But all of that “impact” hasn't changed the stark realities of the farmers we profess to be in a “fair and equitable” relationship with, I increasingly feel, as I order him a chicken sandwich and extra order of fries to compensate for being four hours late to take him out for his only meal of the day. Life for him, here in Farmington Hills, must be one of constant contrast.

On top of his daily struggle of poverty, I learn that Jose was literally scrambling to deal with the very real impact of climate change. And it came in the form of “la roya,” or coffee rust, three years ago. Last year, it delivered a life-altering blow.

Maya Vinic’s 2015 harvest had been estimated to be 120 tons of exportable coffee, nearly a container of which was designated to Higher Grounds. By the time the harvest rolled around, only 69 tons of coffee was collected. Jose had already spent two years wracking his brain, trying to figure out how to get the resources necessary to care for his family as climate change induced la roya wreaked havoc on his coffee fields. With almost half of his crop destroyed, Jose had no choice but to migrate to Mexico City in search of work.


Buyers' “relationship” with origin is never static 

As our server cleared Jose’s crumbless plate, and one with a half eaten hamburger from me, I knew something had to be done. Jose was a “partner” at our specialty coffee roasting company, Higher Grounds Trading Co. and our “relationship” with him and Maya Vinic spans the lifetime of our company. I, along with fellow roasters of Cooperative Coffees, had traveled with him throughout the Midwest in 2004. His meager frame and his hushed tone did not match him to the farmer featured in Connected by Coffee, a documentary that followed myself and fellow Co-op Coffees member Matt Earley of Just Coffee Co-op through Central America, visiting our coffee growing partners in 2013 just as la roya reared its wicked head in Nicaragua and began to creep northward.

Chris and Jose_high five

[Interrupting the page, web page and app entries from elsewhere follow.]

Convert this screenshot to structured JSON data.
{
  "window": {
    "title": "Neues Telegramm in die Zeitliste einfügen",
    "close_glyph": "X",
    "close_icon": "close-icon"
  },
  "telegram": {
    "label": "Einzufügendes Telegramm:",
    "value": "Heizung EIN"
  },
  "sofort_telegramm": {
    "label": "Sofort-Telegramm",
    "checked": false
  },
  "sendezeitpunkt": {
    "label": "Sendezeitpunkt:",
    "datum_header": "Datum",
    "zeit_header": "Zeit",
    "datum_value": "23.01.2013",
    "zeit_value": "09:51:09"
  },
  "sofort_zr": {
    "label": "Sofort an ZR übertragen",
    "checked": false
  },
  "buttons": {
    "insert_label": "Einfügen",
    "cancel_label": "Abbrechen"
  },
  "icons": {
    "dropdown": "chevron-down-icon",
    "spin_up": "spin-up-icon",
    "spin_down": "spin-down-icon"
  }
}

Jose and I have stood before thousands of consumers of Maya Vinic coffee in the 15 years since we first began our trading relationship, exposing the importance of supporting equitable trading models such as ours. On kitchen counters across the country, consumers pick up our 12 oz. bag of Maya Vinic coffee and see a picture of Jose and me giving each other a high five in his coffee field.

Yet this cold, damp evening, in a random suburb of Detroit at a chain restaurant I'd never otherwise visit, sipping the last of our Coca Cola as the servers swept the floors, waiting for us to leave, I sat beside a man who was clearly not in a healthy “relationship” with the largest customer of the business he founded, working within an industry that celebrates this “relationship” as ethical and innovative.

And, it became very clear that our “relationships” and “sustainability” initiatives—though providing much needed pre-financing, support for renovation of coffee fields and technical assistance, purchasing coffee even above direct trade, fair trade and/or organic premiums, and putting profits back into farmer led community projects—do not provide families with the basic human needs necessary to sustain their livelihoods.

And if those coffee farmers in Mexico, or anywhere else, were cherry farmers in Traverse living in dire conditions, the market would have long before called ours, and every other company in the coffee industry, out. The consumer wouldn’t be able to live with the fact that their neighbors lived without the basic human needs, let alone comforts, they all enjoy. It was time to reevaluate the nature of the top-down “relationship” prevalent in the specialty coffee industry. And time to show Jose that “sustainability” for Higher Grounds, was not simply built upon his ability to produce more coffee.

“I have a dream too, Jose,” I told my friend across the table. “Maybe you can help me with mine, and I can assist you with yours.”

Little did I know that those words would begin a nine-month adventure that would see us taking on the buyer bias of the U.S. specialty coffee industry, an unprecedented rise of xenophobia in our country, and an international drug cartel to save lives of those not as fortunate as Jose.